**Your goal:**
In the entries that follow, which lines hold the string "this"? List them.

+===+

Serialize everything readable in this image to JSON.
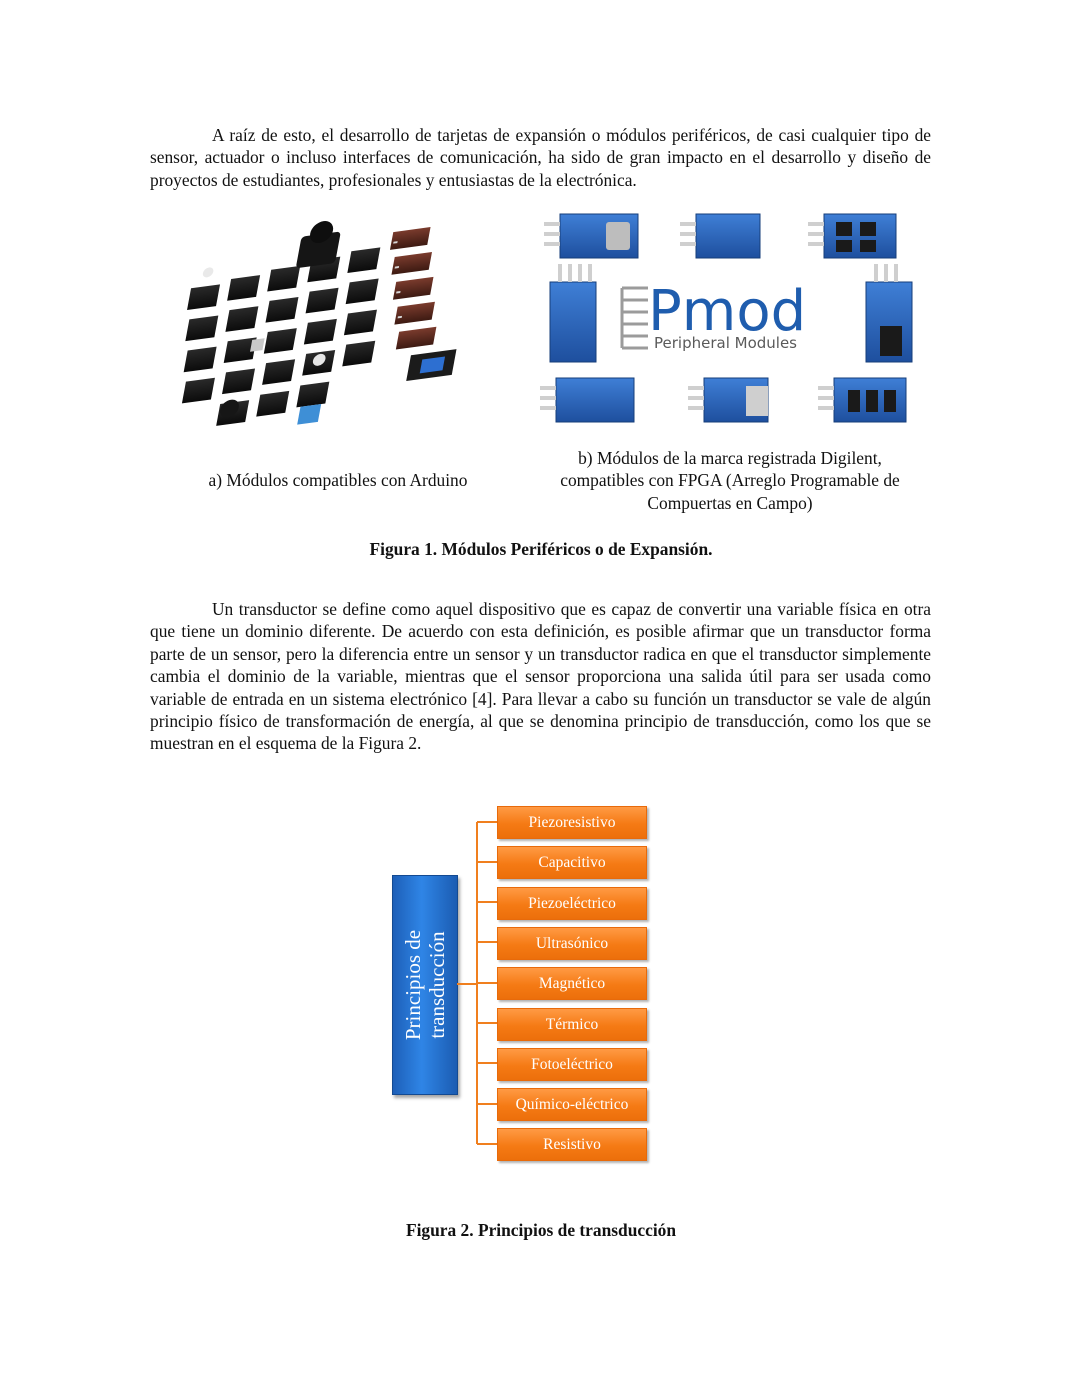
{
  "paragraphs": {
    "p1": "A raíz de esto, el desarrollo de tarjetas de expansión o módulos periféricos, de casi cualquier tipo de sensor, actuador o incluso interfaces de comunicación, ha sido de gran impacto en el desarrollo y diseño de proyectos de estudiantes, profesionales y entusiastas de la electrónica.",
    "p2": "Un transductor se define como aquel dispositivo que es capaz de convertir una variable física en otra que tiene un dominio diferente. De acuerdo con esta definición, es posible afirmar que un transductor forma parte de un sensor, pero la diferencia entre un sensor y un transductor radica en que el transductor simplemente cambia el dominio de la variable, mientras que el sensor proporciona una salida útil para ser usada como variable de entrada en un sistema electrónico [4]. Para llevar a cabo su función un transductor se vale de algún principio físico de transformación de energía, al que se denomina principio de transducción, como los que se muestran en el esquema de la Figura 2."
  },
  "figure1": {
    "pmod_logo_text": "Pmod",
    "pmod_logo_subtitle": "Peripheral Modules",
    "caption_a": "a) Módulos compatibles con Arduino",
    "caption_b_line1": "b) Módulos de la marca registrada Digilent,",
    "caption_b_line2": "compatibles con FPGA (Arreglo Programable de",
    "caption_b_line3": "Compuertas en Campo)",
    "caption": "Figura 1. Módulos Periféricos o de Expansión."
  },
  "figure2": {
    "root_line1": "Principios de",
    "root_line2": "transducción",
    "leaves": [
      "Piezoresistivo",
      "Capacitivo",
      "Piezoeléctrico",
      "Ultrasónico",
      "Magnético",
      "Térmico",
      "Fotoeléctrico",
      "Químico-eléctrico",
      "Resistivo"
    ],
    "caption": "Figura 2. Principios de transducción",
    "colors": {
      "root": "#2f85e6",
      "leaf": "#f57a14",
      "connector": "#f07f1e"
    }
  }
}
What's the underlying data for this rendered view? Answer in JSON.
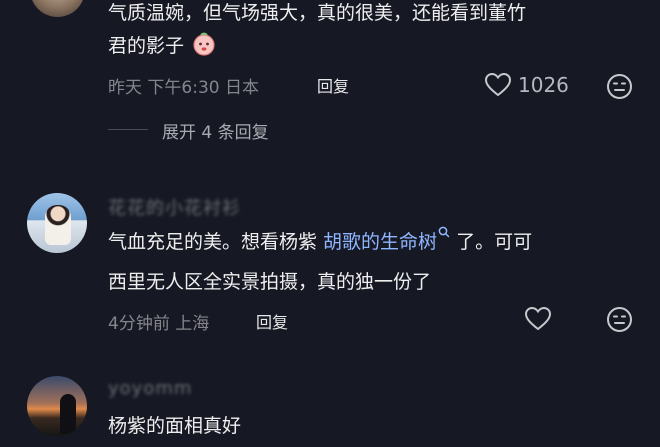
{
  "comments": [
    {
      "username": "",
      "text_line1": "气质温婉，但气场强大，真的很美，还能看到董竹",
      "text_line2": "君的影子",
      "emoji": "peach-face-icon",
      "meta": "昨天 下午6:30 日本",
      "reply_label": "回复",
      "like_count": "1026",
      "expand_label": "展开 4 条回复"
    },
    {
      "username": "花花的小花衬衫",
      "text_line1_prefix": "气血充足的美。想看杨紫 ",
      "text_line1_link": "胡歌的生命树",
      "text_line1_suffix": " 了。可可",
      "text_line2": "西里无人区全实景拍摄，真的独一份了",
      "meta": "4分钟前 上海",
      "reply_label": "回复"
    },
    {
      "username": "yoyomm",
      "text_line1": "杨紫的面相真好"
    }
  ],
  "colors": {
    "background": "#161823",
    "text": "#eeeeef",
    "meta": "#85868c",
    "link": "#8fb6ff"
  }
}
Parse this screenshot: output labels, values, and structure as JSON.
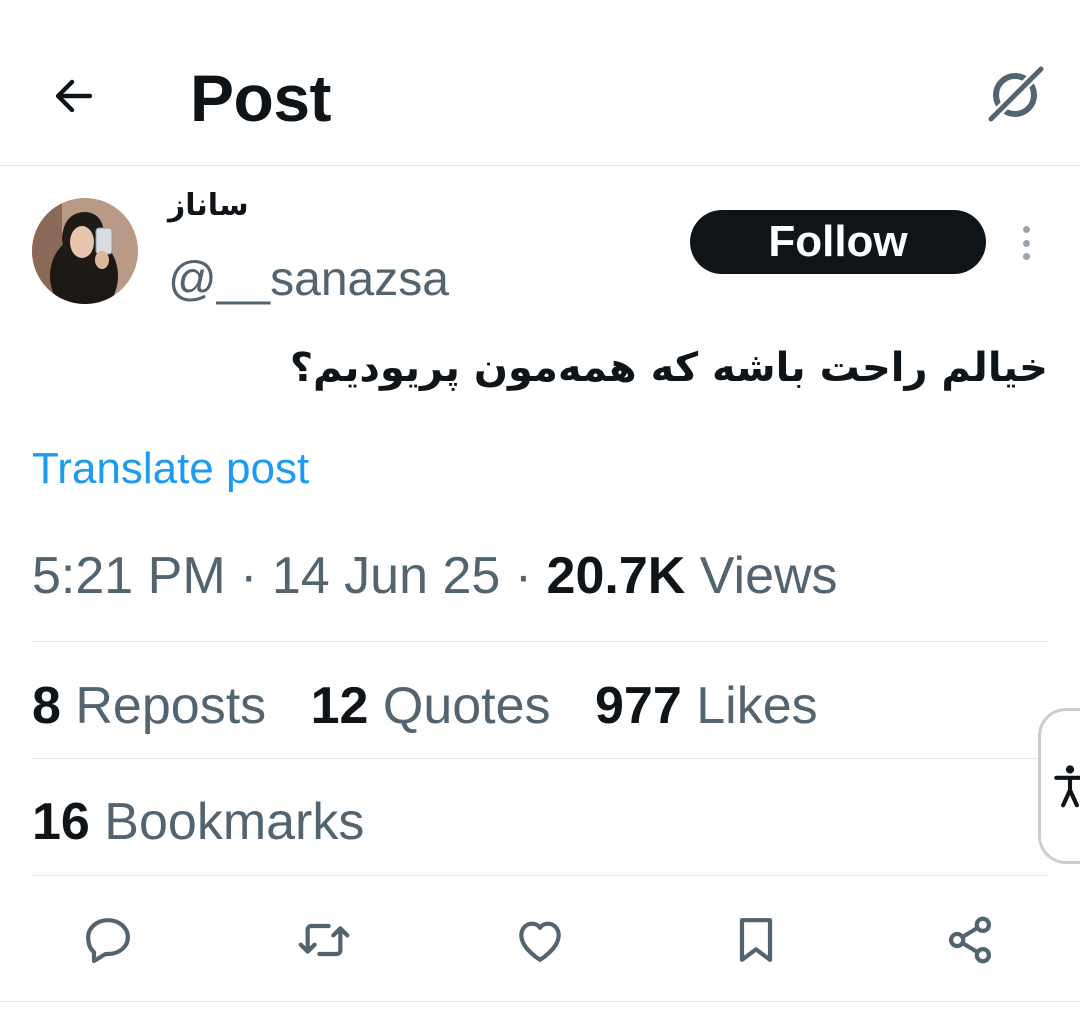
{
  "header": {
    "title": "Post",
    "back_icon": "arrow-left-icon",
    "grok_icon": "grok-icon"
  },
  "author": {
    "display_name": "ساناز",
    "handle": "@__sanazsa",
    "follow_label": "Follow"
  },
  "post": {
    "text": "خیالم راحت باشه که همه‌مون پریودیم؟",
    "translate_label": "Translate post"
  },
  "meta": {
    "time": "5:21 PM",
    "separator": "·",
    "date": "14 Jun 25",
    "views_count": "20.7K",
    "views_label": "Views"
  },
  "stats": {
    "reposts_count": "8",
    "reposts_label": "Reposts",
    "quotes_count": "12",
    "quotes_label": "Quotes",
    "likes_count": "977",
    "likes_label": "Likes",
    "bookmarks_count": "16",
    "bookmarks_label": "Bookmarks"
  },
  "actions": [
    "reply-icon",
    "repost-icon",
    "like-icon",
    "bookmark-icon",
    "share-icon"
  ],
  "colors": {
    "text": "#0f1419",
    "secondary": "#536471",
    "link": "#1d9bf0",
    "divider": "#e1e6ea"
  }
}
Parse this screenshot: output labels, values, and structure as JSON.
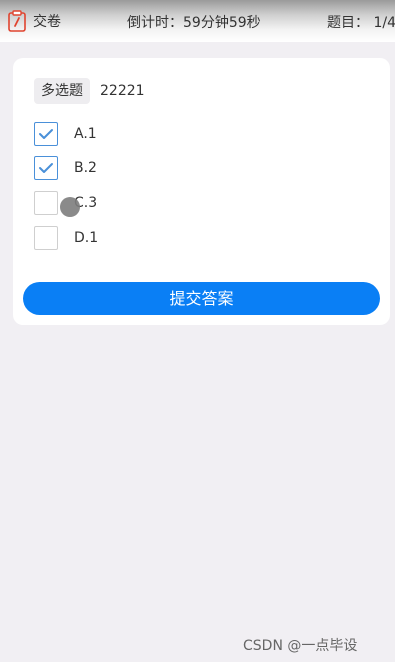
{
  "header": {
    "submit_label": "交卷",
    "submit_icon": "clipboard-icon",
    "countdown": "倒计时：59分钟59秒",
    "progress": "题目： 1/4"
  },
  "question": {
    "type_badge": "多选题",
    "title": "22221",
    "options": [
      {
        "label": "A.1",
        "checked": true
      },
      {
        "label": "B.2",
        "checked": true
      },
      {
        "label": "C.3",
        "checked": false
      },
      {
        "label": "D.1",
        "checked": false
      }
    ]
  },
  "submit_answer_label": "提交答案",
  "watermark": "CSDN @一点毕设",
  "colors": {
    "accent": "#0a7ff5",
    "check": "#4a90d9",
    "background": "#f1eff3",
    "icon_red": "#e0442f"
  }
}
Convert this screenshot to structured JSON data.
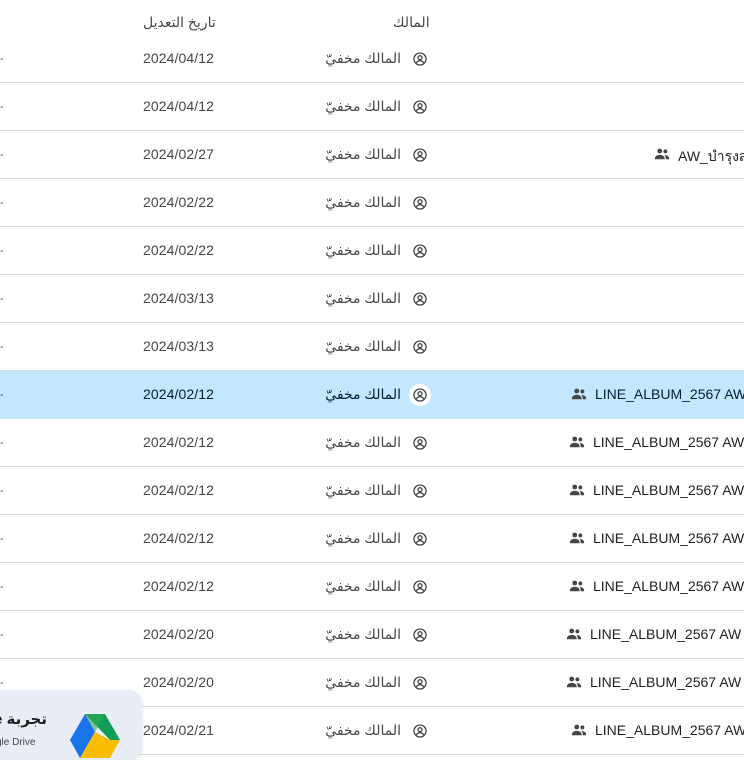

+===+

**Task result:**
Serialize everything readable in this image to JSON.
What's the underlying data for this rendered view? Answer in JSON.
Parse this screenshot: output labels, values, and structure as JSON.
Parse this screenshot: output labels, values, and structure as JSON.
Convert this screenshot to structured JSON data.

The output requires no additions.